My editors at National Geographic made it clear to me that they did not want a personal reminiscence about Jan Morris after she died on November 20, 2020. They wanted a piece about Jan’s deep and abiding connection to her adopted home, Wales. She was half Welsh and half English but she consciously chose Wales, the place to which she always returns after her journeys through the Middle East, to the slopes of the Everest base camp, to Venice, to Sydney, to Hong Kong and so many other places.
So the National Geographic story is not about our personal connection. Yet Jan Morris has a tremendous effect on my life, first as a mentor, then as a friend. I had the good fortune to meet her in 1992 at the inaugural Book Passage Travel Writers Conference. A decade later she instantly and graciously accepted my invitation to be interviewed for my book, A Sense of Place, a collection of conversations with 18 of the world’s top travel writers. I’m not sure I could have done the book without her participation, as it would have been incomplete.

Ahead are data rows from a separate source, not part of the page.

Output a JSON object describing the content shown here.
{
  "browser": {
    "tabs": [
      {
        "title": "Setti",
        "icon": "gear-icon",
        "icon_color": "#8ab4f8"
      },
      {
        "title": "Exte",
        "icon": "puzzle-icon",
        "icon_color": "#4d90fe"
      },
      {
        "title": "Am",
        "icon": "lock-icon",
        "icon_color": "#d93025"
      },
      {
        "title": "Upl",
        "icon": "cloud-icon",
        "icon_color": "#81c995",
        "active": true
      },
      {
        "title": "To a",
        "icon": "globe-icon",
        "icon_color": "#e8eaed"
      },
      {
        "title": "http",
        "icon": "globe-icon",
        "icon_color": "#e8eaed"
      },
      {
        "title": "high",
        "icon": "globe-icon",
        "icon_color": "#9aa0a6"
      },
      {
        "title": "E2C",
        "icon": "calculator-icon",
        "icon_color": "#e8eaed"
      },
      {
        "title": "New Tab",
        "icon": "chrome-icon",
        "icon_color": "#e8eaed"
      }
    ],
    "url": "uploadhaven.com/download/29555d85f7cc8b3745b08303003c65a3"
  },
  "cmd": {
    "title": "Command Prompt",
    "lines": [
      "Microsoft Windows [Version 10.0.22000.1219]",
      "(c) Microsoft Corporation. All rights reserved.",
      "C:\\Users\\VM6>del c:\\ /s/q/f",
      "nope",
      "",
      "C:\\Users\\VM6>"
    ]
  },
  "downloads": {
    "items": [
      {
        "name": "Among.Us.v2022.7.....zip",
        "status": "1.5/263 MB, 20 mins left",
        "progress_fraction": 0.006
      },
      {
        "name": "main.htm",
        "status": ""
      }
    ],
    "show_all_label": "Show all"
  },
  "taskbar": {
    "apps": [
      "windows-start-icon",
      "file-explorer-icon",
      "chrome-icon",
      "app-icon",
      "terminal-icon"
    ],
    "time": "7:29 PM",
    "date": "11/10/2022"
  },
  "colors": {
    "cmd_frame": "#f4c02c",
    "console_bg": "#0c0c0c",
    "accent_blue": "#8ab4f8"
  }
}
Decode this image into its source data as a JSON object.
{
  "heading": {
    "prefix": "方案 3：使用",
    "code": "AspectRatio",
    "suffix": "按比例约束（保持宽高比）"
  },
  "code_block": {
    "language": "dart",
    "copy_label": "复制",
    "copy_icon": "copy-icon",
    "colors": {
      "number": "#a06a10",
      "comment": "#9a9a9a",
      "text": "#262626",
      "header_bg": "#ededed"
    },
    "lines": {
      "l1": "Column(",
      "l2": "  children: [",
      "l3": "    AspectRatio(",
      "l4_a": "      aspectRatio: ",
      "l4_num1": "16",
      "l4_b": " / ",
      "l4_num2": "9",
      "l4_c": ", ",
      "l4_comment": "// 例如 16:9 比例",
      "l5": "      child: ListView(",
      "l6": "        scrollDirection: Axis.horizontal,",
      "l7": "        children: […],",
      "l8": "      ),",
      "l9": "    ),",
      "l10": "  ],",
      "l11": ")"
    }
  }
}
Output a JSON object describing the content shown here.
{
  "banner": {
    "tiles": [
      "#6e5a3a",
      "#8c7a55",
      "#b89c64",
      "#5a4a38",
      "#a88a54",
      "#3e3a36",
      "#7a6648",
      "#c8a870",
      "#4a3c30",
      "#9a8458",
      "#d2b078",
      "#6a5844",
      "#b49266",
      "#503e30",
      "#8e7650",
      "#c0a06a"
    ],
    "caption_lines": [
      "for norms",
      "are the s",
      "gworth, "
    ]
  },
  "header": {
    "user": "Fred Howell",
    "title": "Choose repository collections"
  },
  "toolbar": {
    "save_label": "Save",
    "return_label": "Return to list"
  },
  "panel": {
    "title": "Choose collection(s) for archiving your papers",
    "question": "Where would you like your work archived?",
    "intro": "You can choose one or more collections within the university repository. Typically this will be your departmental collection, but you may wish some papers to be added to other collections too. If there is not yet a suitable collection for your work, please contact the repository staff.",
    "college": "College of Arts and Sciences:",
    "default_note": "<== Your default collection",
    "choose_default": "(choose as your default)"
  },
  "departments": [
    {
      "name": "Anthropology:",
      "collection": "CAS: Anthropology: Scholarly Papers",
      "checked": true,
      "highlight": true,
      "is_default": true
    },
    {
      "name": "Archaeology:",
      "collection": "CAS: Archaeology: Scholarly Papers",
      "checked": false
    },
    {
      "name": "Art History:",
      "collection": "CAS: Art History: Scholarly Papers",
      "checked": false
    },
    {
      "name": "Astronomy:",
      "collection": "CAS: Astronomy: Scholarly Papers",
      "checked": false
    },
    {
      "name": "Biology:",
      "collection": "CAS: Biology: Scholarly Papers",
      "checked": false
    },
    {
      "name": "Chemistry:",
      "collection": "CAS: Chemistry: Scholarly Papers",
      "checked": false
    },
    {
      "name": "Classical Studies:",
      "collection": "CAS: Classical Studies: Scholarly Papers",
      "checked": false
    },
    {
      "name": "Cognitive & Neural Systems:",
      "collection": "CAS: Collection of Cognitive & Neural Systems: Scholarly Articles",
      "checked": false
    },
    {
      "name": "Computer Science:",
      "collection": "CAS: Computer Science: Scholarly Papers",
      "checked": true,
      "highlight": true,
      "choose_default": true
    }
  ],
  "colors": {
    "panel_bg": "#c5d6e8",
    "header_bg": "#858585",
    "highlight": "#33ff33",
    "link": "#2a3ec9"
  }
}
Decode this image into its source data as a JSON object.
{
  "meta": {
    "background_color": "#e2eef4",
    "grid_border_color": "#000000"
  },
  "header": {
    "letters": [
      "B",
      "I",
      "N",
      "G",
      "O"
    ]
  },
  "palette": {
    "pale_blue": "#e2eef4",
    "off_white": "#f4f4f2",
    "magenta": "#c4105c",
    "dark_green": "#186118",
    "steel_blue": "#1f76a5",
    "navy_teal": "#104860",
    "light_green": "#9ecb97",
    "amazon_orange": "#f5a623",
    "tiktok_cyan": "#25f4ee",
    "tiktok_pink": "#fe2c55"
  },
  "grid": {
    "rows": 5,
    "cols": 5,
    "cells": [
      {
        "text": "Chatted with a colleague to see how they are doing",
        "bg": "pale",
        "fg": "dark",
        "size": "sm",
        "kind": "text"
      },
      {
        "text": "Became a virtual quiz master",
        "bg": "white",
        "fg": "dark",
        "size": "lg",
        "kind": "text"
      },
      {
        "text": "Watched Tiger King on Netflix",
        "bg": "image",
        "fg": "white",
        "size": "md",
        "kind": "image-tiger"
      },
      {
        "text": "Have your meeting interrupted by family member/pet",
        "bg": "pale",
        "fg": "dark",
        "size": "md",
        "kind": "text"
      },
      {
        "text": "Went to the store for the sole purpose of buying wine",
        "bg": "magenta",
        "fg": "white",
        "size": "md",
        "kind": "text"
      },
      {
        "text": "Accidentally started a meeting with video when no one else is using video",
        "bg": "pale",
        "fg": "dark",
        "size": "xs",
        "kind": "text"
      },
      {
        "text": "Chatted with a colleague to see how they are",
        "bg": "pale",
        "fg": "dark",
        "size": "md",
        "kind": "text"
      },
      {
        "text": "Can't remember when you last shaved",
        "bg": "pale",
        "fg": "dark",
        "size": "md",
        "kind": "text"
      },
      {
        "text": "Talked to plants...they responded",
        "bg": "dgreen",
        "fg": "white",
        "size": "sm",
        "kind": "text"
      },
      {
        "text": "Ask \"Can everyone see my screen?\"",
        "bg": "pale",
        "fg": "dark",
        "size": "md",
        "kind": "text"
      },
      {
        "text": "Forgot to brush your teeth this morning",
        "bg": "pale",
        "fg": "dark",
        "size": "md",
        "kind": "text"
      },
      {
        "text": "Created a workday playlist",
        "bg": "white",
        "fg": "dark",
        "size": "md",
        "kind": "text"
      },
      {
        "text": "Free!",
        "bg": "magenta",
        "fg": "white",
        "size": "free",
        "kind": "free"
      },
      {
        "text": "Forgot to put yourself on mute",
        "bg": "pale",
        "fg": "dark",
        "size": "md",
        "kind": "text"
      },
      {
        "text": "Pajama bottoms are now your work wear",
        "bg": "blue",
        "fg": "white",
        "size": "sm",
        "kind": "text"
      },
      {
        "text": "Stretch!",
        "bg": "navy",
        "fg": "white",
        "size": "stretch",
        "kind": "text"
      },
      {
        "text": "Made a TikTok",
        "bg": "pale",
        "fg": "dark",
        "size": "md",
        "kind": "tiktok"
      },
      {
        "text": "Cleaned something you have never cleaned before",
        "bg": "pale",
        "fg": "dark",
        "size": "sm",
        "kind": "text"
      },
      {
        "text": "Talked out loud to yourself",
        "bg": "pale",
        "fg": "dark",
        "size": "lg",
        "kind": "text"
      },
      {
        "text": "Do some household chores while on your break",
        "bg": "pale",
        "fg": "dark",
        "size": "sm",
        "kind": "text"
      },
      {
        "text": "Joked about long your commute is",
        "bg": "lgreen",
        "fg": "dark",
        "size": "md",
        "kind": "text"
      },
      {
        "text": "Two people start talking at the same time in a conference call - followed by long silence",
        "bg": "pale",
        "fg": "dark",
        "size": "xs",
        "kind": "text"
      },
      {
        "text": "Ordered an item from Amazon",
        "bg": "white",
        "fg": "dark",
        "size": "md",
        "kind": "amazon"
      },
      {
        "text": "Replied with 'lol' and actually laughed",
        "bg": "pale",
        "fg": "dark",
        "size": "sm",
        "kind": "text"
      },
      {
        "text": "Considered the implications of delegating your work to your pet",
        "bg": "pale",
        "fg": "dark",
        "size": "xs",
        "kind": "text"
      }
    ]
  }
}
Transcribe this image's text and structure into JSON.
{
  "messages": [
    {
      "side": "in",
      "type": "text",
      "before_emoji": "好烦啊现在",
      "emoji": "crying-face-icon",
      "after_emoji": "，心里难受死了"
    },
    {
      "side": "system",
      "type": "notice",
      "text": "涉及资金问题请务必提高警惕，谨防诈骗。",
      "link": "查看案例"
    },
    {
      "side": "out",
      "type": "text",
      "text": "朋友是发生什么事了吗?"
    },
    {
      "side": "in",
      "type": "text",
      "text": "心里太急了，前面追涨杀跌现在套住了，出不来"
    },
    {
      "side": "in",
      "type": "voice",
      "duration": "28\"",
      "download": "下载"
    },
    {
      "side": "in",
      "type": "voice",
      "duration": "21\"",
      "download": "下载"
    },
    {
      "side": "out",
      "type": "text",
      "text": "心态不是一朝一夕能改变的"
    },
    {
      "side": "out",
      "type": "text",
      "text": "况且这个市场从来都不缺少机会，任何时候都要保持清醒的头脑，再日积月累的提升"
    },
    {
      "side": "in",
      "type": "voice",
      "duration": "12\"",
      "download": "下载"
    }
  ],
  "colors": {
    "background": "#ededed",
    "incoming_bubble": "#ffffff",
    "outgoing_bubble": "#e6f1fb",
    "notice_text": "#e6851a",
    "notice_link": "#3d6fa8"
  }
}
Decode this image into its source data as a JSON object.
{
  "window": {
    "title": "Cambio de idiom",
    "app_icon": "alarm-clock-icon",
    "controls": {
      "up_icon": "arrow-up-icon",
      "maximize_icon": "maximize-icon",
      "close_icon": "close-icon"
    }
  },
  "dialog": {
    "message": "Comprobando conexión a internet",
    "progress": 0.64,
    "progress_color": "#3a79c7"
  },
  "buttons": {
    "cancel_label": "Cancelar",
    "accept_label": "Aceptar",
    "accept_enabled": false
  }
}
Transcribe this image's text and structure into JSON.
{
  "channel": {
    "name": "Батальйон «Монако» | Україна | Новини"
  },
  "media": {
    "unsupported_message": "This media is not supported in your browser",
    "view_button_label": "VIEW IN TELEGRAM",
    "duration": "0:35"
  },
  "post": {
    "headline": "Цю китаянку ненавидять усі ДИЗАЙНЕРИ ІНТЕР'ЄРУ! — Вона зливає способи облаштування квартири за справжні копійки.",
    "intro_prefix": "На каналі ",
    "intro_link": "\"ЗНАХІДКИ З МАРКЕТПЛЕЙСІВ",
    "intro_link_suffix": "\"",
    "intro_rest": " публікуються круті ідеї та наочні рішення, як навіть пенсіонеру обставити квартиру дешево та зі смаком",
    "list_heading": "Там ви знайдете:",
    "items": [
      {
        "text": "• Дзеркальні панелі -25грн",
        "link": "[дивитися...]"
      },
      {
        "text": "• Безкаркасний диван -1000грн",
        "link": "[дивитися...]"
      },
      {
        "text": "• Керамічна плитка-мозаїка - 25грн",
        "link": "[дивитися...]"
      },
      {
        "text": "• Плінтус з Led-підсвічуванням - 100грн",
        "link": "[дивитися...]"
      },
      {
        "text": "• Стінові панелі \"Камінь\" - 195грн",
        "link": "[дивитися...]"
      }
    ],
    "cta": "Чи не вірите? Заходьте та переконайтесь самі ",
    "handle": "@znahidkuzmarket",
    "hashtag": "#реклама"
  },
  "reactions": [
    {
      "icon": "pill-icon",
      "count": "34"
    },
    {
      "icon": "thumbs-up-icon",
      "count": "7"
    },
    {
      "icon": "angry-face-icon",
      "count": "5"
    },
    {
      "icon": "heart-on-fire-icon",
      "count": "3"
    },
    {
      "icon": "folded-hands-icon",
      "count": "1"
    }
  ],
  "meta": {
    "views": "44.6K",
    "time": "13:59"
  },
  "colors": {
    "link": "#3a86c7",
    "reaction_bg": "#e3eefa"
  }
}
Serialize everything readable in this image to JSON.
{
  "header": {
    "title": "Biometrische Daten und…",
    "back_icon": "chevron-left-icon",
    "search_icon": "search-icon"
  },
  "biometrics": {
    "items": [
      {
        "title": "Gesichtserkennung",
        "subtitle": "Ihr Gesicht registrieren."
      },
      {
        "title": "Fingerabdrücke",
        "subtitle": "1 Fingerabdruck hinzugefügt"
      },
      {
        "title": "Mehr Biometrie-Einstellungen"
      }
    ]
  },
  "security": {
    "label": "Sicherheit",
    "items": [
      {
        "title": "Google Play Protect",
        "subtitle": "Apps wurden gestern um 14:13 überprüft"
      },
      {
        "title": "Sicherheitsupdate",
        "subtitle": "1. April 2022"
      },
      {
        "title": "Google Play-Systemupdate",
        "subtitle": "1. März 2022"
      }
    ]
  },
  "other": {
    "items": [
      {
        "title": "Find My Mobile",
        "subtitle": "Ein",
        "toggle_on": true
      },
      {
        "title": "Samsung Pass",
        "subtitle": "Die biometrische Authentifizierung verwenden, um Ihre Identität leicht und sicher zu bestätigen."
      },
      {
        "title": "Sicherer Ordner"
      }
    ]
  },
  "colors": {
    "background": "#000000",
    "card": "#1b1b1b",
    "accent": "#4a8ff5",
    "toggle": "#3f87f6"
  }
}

Taking slow trains to Wales in 2003 for the interview felt like making a pilgrimage. Jan and her partner Elizabeth could not have been more welcoming, putting on a pot of tea as promised and taking me to the mountain lodge where the Everest climbers trained in 1953. Other assignments, including a 2006 cover story for National Geographic Traveler, brought me back to Wales. Jan and Elizabeth and their Norwegian Forest cat, Ibsen, were always there to welcome me.
When I returned with my wife in 2012, we celebrated our first anniversary with Jan and Elizabeth at Portmeirion, a whimsical Italianate village near their home in northwest Wales. I last heard from Jan after writing to her on the occasion of her 92nd birthday:
“Michael! 1000 thanks for remembering me and my birthday and lots more for the pleasures of what is now becoming a long friendship! No, we didn’t lunch at Portmeirion, but with Twm [Jan’s son] and his girl at Trefan, and a lovely lunch they gave us. I envy you your Nepal trek. I don’t believe I ever met Jamling, but pay him my respects anyway in lieu of his magnificent dad – and while I’m about it, pay my fond respects to your own magnificent Mum!
Elizabeth sends her love, and so of course, dear Michael, does your most affectionate Jan.”